When she read the accompanying letter stating she was being awarded the medal for what she did for more than 1,000 families in this province and Quebec, she took great pride in her efforts being recognized, but felt there was some irony in the accolade as well.
Harvey became the driving force in a case that hinged on how much tax fish harvesters should have been paid on their 1999 licence-buyout packages through a deal with the Department of Fisheries.
In 1999, her husband Douglas Harvey sold his fishing licence for $110,000. He paid close to $24,000 in taxes on that buyout, but Harvey heard that others were taxed more favourably and started a campaign to learn more.

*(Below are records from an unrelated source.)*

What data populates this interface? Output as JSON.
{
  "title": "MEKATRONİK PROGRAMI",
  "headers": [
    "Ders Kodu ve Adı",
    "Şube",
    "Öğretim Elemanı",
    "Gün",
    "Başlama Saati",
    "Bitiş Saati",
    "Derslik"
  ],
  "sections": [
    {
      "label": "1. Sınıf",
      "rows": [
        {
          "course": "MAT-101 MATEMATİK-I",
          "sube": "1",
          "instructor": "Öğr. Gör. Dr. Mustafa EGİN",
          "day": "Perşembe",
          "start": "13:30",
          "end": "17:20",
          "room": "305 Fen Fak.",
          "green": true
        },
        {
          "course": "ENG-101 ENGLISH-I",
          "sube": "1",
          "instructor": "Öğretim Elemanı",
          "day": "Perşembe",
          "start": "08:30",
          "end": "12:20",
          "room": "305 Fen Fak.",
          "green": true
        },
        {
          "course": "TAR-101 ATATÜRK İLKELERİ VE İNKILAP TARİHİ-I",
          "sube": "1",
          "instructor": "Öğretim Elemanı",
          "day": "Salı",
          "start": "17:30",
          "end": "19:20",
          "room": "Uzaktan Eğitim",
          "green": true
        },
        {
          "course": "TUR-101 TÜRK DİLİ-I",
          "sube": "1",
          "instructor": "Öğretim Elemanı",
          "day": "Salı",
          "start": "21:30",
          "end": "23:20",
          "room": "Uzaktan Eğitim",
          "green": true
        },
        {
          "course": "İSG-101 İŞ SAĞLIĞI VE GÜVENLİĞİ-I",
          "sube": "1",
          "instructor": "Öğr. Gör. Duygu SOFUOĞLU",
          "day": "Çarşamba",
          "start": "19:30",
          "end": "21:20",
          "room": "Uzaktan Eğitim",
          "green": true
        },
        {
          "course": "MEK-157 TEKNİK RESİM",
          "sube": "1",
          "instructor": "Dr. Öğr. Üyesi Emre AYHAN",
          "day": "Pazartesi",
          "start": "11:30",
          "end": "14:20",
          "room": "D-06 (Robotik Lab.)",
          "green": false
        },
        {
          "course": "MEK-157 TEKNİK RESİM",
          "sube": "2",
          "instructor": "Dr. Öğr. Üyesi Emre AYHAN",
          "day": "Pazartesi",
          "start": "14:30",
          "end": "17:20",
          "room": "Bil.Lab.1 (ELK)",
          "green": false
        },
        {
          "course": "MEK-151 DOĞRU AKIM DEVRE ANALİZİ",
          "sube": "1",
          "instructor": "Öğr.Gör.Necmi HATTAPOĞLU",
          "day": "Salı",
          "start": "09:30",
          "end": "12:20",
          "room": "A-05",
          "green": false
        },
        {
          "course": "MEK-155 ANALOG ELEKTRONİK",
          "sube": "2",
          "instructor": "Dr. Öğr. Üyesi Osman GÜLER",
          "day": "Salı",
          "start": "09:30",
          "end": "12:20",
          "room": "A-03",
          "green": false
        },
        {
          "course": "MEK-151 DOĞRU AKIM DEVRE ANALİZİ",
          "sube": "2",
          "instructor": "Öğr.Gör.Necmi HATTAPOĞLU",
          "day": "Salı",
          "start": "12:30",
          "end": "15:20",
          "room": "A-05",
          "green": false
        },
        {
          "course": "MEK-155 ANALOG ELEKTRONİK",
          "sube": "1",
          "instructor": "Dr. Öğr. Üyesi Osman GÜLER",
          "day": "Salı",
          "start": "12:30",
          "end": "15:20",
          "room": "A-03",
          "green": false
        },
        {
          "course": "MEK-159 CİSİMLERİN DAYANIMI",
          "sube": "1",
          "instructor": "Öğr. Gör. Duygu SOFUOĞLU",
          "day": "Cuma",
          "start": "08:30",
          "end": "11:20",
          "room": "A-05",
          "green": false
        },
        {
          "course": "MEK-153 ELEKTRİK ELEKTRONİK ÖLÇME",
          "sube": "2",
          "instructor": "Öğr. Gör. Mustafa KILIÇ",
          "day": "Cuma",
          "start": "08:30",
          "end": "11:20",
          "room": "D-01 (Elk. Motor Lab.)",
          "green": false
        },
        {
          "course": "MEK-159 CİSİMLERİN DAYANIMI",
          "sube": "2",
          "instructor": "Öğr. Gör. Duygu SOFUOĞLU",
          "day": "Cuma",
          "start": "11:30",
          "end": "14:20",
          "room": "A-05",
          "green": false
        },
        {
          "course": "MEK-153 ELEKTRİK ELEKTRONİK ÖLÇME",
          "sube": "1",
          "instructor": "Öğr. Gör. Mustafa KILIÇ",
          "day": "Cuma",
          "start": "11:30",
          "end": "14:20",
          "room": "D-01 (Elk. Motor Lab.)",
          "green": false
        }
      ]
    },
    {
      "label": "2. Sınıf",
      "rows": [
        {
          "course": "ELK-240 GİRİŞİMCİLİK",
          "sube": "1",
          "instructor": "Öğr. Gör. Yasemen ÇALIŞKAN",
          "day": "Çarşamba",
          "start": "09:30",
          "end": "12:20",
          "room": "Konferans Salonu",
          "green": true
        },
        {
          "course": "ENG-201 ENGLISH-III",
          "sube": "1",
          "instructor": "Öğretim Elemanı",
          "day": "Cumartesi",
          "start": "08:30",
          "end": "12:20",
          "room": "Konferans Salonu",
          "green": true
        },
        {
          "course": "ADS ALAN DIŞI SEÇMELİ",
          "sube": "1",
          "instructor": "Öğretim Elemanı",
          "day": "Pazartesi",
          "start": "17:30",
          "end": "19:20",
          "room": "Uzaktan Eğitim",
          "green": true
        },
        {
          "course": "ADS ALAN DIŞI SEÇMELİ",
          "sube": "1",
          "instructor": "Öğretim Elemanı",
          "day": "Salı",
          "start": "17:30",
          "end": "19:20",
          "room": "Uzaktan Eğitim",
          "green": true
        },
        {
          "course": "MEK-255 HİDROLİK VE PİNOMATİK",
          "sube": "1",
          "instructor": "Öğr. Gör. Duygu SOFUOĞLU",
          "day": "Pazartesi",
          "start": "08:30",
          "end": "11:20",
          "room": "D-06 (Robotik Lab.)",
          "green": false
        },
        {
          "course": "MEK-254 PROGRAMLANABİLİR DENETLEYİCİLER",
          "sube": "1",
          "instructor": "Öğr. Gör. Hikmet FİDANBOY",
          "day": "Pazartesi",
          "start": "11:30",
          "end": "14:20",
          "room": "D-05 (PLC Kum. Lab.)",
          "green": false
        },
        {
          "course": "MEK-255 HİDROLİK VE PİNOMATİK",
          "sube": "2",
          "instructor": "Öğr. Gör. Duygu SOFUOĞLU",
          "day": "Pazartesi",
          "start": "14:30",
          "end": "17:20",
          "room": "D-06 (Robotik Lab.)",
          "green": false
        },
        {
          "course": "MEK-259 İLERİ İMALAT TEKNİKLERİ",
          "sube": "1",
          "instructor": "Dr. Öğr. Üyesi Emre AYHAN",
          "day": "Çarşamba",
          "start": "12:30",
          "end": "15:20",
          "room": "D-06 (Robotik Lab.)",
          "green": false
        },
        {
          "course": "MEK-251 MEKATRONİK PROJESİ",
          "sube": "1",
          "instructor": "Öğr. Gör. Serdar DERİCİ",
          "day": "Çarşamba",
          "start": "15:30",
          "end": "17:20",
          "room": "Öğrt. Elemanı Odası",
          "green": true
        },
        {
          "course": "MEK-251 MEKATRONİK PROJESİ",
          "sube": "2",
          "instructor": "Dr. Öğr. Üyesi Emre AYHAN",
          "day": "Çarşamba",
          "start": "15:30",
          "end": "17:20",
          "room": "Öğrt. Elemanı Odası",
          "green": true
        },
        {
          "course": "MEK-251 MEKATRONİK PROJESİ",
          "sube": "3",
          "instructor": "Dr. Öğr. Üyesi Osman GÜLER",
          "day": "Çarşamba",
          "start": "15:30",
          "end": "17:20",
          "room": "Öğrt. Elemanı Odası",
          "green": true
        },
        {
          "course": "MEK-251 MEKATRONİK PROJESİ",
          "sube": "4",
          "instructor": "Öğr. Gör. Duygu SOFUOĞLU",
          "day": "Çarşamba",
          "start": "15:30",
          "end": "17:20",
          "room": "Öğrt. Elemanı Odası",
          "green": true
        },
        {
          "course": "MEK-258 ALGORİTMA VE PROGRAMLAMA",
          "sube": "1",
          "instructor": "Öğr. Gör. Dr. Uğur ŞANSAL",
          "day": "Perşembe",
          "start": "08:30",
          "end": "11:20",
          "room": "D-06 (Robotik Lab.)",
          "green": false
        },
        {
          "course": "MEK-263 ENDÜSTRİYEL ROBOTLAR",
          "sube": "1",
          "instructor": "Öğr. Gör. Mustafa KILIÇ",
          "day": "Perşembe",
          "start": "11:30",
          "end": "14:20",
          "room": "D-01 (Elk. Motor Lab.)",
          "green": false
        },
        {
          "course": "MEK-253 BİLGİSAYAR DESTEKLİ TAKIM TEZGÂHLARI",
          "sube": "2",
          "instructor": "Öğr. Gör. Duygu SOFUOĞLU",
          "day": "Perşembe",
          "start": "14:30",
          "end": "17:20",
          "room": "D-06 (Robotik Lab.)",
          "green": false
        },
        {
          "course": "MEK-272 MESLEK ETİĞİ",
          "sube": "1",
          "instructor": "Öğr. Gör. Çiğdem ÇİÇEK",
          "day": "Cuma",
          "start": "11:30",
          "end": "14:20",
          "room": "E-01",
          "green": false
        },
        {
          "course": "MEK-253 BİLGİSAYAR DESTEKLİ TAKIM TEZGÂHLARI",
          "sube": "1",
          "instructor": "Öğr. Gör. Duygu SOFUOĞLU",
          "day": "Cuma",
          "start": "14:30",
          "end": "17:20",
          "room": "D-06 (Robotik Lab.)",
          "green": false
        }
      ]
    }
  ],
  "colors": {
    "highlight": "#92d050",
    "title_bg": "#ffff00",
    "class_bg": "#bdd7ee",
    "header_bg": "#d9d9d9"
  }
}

For six and a half years, Harvey kept up the fight against the Canada Revenue Agency for fishermen to be reimbursed for what she felt was an unfair tax that had been imposed on the buybacks under the Atlantic Groundfish Licence Retirement Program, a federal program established following the cod moratorium.
It was eventually ruled there was an injustice done by the revenue agency and 1,086 people from Newfoundland and Labrador and another 52 from Quebec were reimbursed the taxes and collected back interest because of Harvey’s fight.
All of them received different amounts, which ranged from $5,000 to $60,000.
The irony for Harvey is that for two years the then federal government corporation — the Canada Revenue Agency — refused to reimburse the harvesters, but that through a court ruling was ordered to make payment with retroactive interest and now the federal government is recognizing her for what she had done through the Queen’s Jubilee Medal.
“I’m so honoured to have received this award,” Harvey said. “However, had I had to go have it pinned on my blouse ... I think they would have had to pick me up after I landed on the floor.
“It’s something I will cherish for the rest of my life.”
Harvey said through her fight she learned of places in Newfoundland that she didn’t know existed and during the past summer had a lot of people come visit her and thank her for what she had done.
She said it was nice to meet the people she had fought so hard for and hear them thanking her for her effort.
“There was a good many days that I cried, learning of the distance that some of these people drive just to meet me,” Harvey said.
She said her mother always told her that if you helped people, some day you will be rewarded and now this medal is proof of that and something her husband told her that she really deserves.
“The feeling you get seeing something like that goes right through your body, knowing that what you’ve done is so important and that it’s being recognized,” she said.